Eliminate all tariffs in trade on innovation industries.
Liberalize trade in innovative services, especially telecommunication services and audiovisual services.
Create transparent, science-based regulatory regimes in the pharmaceutical, automotive and agricultural sectors.
Prohibit the use of data center localization as a condition of market access.
Honor existing international data flow agreements, such as the Safe Harbor.
Introduce rules to prevent restrictions on the import and use of commercial encryption technologies.
Lower all barriers to foreign direct investment.
Implement an expansion of the EU-U.S. procurement commitments.
Outlaw the use of forced offsets.
End government production subsidies to areas of innovative trade, like aerospace.
Clarify the scope and coverage of national treatment in the General Agreement on Tariffs and Trade (GATT), explicitly subjecting state-influenced entities to a robust national treatment obligation.
Enshrine 12 years of data exclusivity for biopharmaceutical products.
Adopt a common definition for trade secrets: any information that has economic value (actual or potential), is not generally known to the public, and for which the trade secret owner has taken reasonable measures to keep private.
Establish a bilateral R&D participation model in order to coordinate cross-border pre-competitive research partnerships.
Allow companies participating in pre-competitive research to freely transfer ownership and access rights for foundational IP to affiliates across and between the European Union and the United States.
Why America Gets Copyright Correct and (Some) Libertarians Do Not
Innovation economics holds that a key goal of copyright is to enable a healthy production system that includes not only productivity, quality and innovation, but also national competitiveness. It is this type of system that will create the ability to produce higher quality and more innovative content, not one in which the creators aren’t able to be fairly compensated for their work.
Declaration Supporting Incentives for Medical Innovation
ITIF joined with a host of national and regional non-profits to call for the development of stronger incentives and intellectual property protections to enhance global medical innovation. ITIF served as a lead signor of the Declaration, along with the American Autoimmune Related Diseases Association. It was delivered to President Barack Obama and Congressional leaders of both parties.
GAO Report on Economic Impact from IP Theft Underwhelms
Aggressive foreign IP theft harms firms and workers in the United States and the overall U.S. economy. It is high-time that the federal government makes it readily apparent that IP theft will be punished systematically and significantly.

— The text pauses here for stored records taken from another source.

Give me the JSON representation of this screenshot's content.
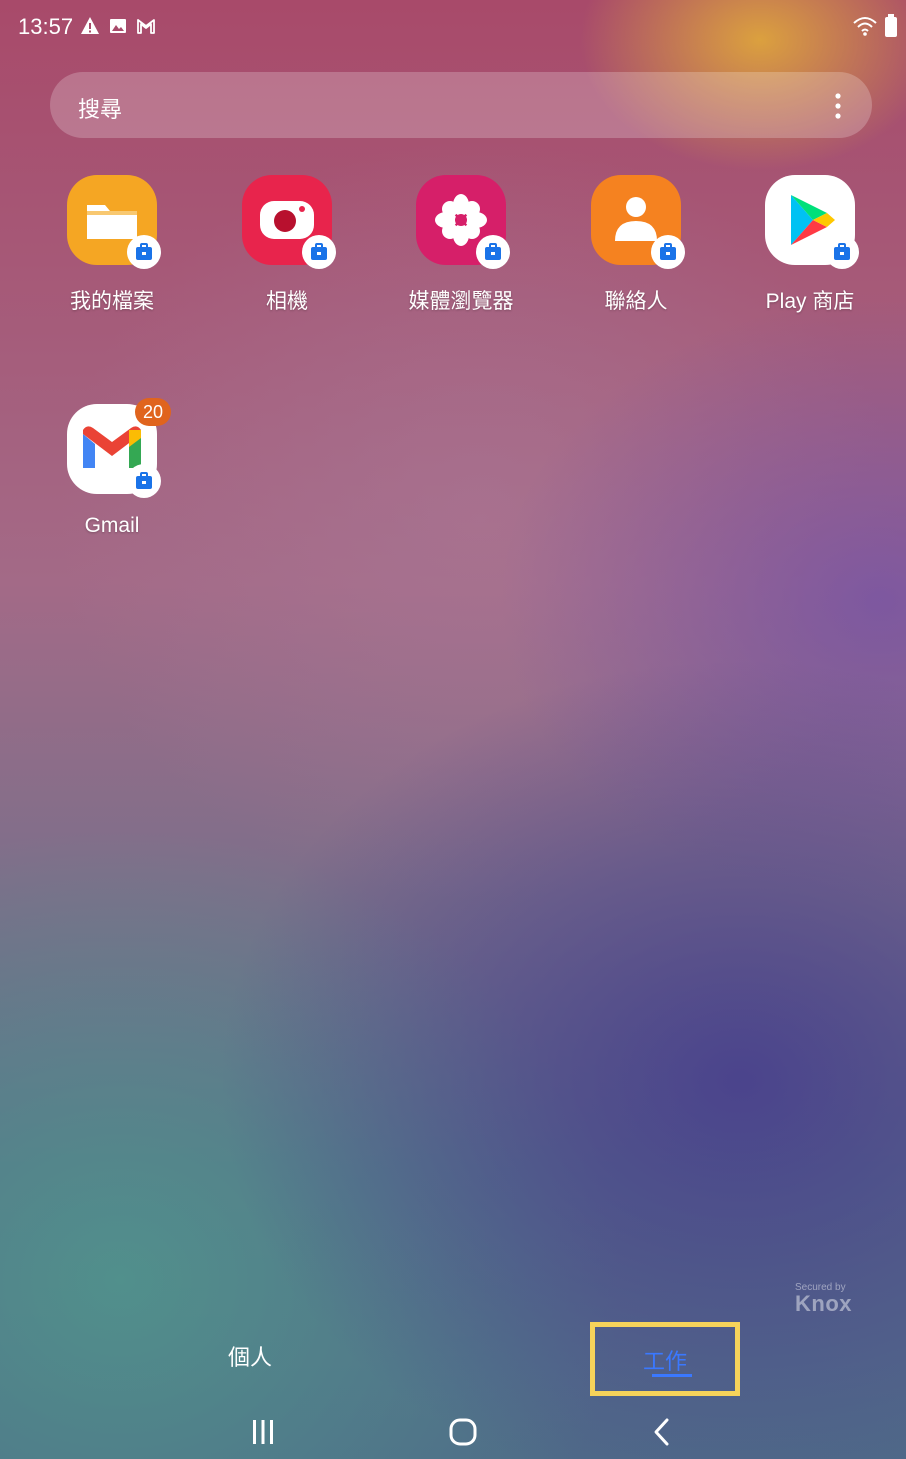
{
  "status_bar": {
    "time": "13:57",
    "left_icons": [
      "warning-icon",
      "image-icon",
      "gmail-notification-icon"
    ],
    "right_icons": [
      "wifi-icon",
      "battery-icon"
    ]
  },
  "search": {
    "label": "搜尋",
    "menu_icon": "more-vert-icon"
  },
  "apps": [
    {
      "label": "我的檔案",
      "icon": "my-files-icon",
      "work_profile": true
    },
    {
      "label": "相機",
      "icon": "camera-icon",
      "work_profile": true
    },
    {
      "label": "媒體瀏覽器",
      "icon": "media-browser-icon",
      "work_profile": true
    },
    {
      "label": "聯絡人",
      "icon": "contacts-icon",
      "work_profile": true
    },
    {
      "label": "Play 商店",
      "icon": "play-store-icon",
      "work_profile": true
    },
    {
      "label": "Gmail",
      "icon": "gmail-icon",
      "work_profile": true,
      "badge_count": "20"
    }
  ],
  "knox": {
    "small": "Secured by",
    "big": "Knox"
  },
  "tabs": {
    "personal": "個人",
    "work": "工作",
    "selected": "work"
  },
  "nav": [
    "recents-icon",
    "home-icon",
    "back-icon"
  ],
  "colors": {
    "accent": "#3a78ff",
    "highlight_box": "#f6d35a",
    "badge": "#e0641e",
    "my_files": "#f5a623",
    "camera": "#e8244c",
    "media": "#d61f69",
    "contacts": "#f58220"
  }
}
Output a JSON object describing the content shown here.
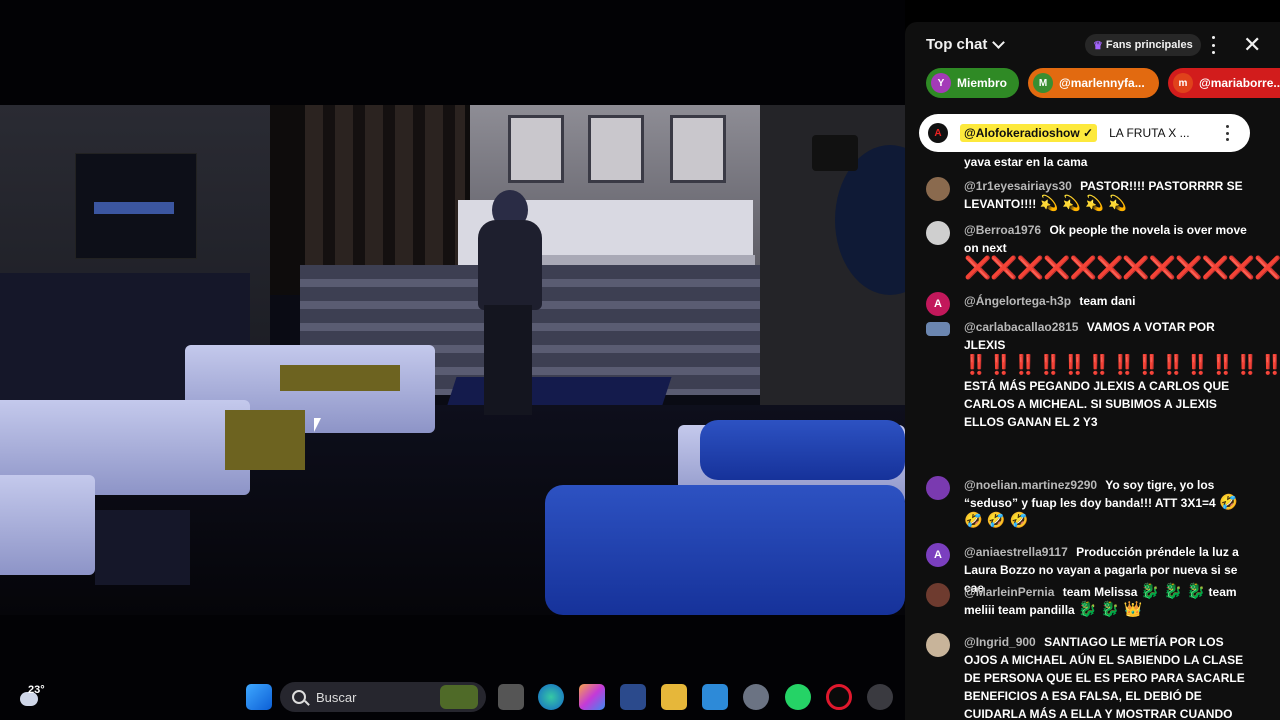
{
  "taskbar": {
    "temperature": "23°",
    "search_placeholder": "Buscar"
  },
  "chat": {
    "title": "Top chat",
    "fans_badge": "Fans principales",
    "chips": [
      {
        "initial": "Y",
        "label": "Miembro",
        "color": "#3a9a2c",
        "avatar_color": "#a43bb8"
      },
      {
        "initial": "M",
        "label": "@marlennyfa...",
        "color": "#e26a10",
        "avatar_color": "#3a8e31"
      },
      {
        "initial": "m",
        "label": "@mariaborre...",
        "color": "#d21c1c",
        "avatar_color": "#e0421b"
      }
    ],
    "pinned": {
      "author": "@Alofokeradioshow ✓",
      "message": "LA FRUTA X ..."
    },
    "messages": [
      {
        "author": "",
        "text": "yava estar en la cama"
      },
      {
        "author": "@1r1eyesairiays30",
        "text": "PASTOR!!!! PASTORRRR SE LEVANTO!!!!",
        "emoji": "💫 💫 💫 💫"
      },
      {
        "author": "@Berroa1976",
        "text": "Ok people the novela is over move on next",
        "crosses": "❌❌❌❌❌❌❌❌❌❌❌❌❌❌❌❌"
      },
      {
        "author": "@Ángelortega-h3p",
        "text": "team dani",
        "initial": "A"
      },
      {
        "author": "@carlabacallao2815",
        "text": "VAMOS A VOTAR POR JLEXIS",
        "bangs": "‼️‼️‼️‼️‼️‼️‼️‼️‼️‼️‼️‼️‼️‼️‼️‼️‼️‼️‼️‼️‼️‼️‼️‼️",
        "text2": "ESTÁ MÁS PEGANDO JLEXIS A CARLOS QUE CARLOS A MICHEAL. SI SUBIMOS A JLEXIS ELLOS GANAN EL 2 Y3"
      },
      {
        "author": "@noelian.martinez9290",
        "text": "Yo soy tigre, yo los “seduso” y fuap les doy banda!!! ATT 3X1=4",
        "emoji": "🤣 🤣 🤣 🤣"
      },
      {
        "author": "@aniaestrella9117",
        "text": "Producción préndele la luz a Laura Bozzo no vayan a pagarla por nueva si se cae",
        "initial": "A"
      },
      {
        "author": "@MarleinPernia",
        "text": "team Melissa",
        "emoji": "🐉 🐉 🐉",
        "text2": "team meliii team pandilla",
        "emoji2": "🐉 🐉 👑"
      },
      {
        "author": "@Ingrid_900",
        "text": "SANTIAGO LE METÍA POR LOS OJOS A MICHAEL AÚN EL SABIENDO LA CLASE DE PERSONA QUE EL ES PERO PARA SACARLE BENEFICIOS A ESA FALSA, EL DEBIÓ DE CUIDARLA MÁS A ELLA Y MOSTRAR CUANDO HABLABA MAL DE ELLA"
      }
    ]
  },
  "colors": {
    "chat_bg": "#0f0f0f",
    "pinned_highlight": "#fde93c",
    "accent_red": "#e02929"
  }
}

Should Government Regulate Illicit Uses of 3D Printing?
3D printing is an important technology that introduces new risks for public safety and intellectual property rights. Although 3D printing opens up new practical challenges, especially around enforcement, the policy questions for 3D printers are not substantively different than for other technologies. We should promote the technology while also ensuring that we have strong enforcement mechanisms and penalties, both domestically and internationally, to punish bad actors who abuse the technology by producing items that would be illegal regardless of how they were created. This will allow consumers to continue to reap the benefits of the technology while also protecting them from its potential harms.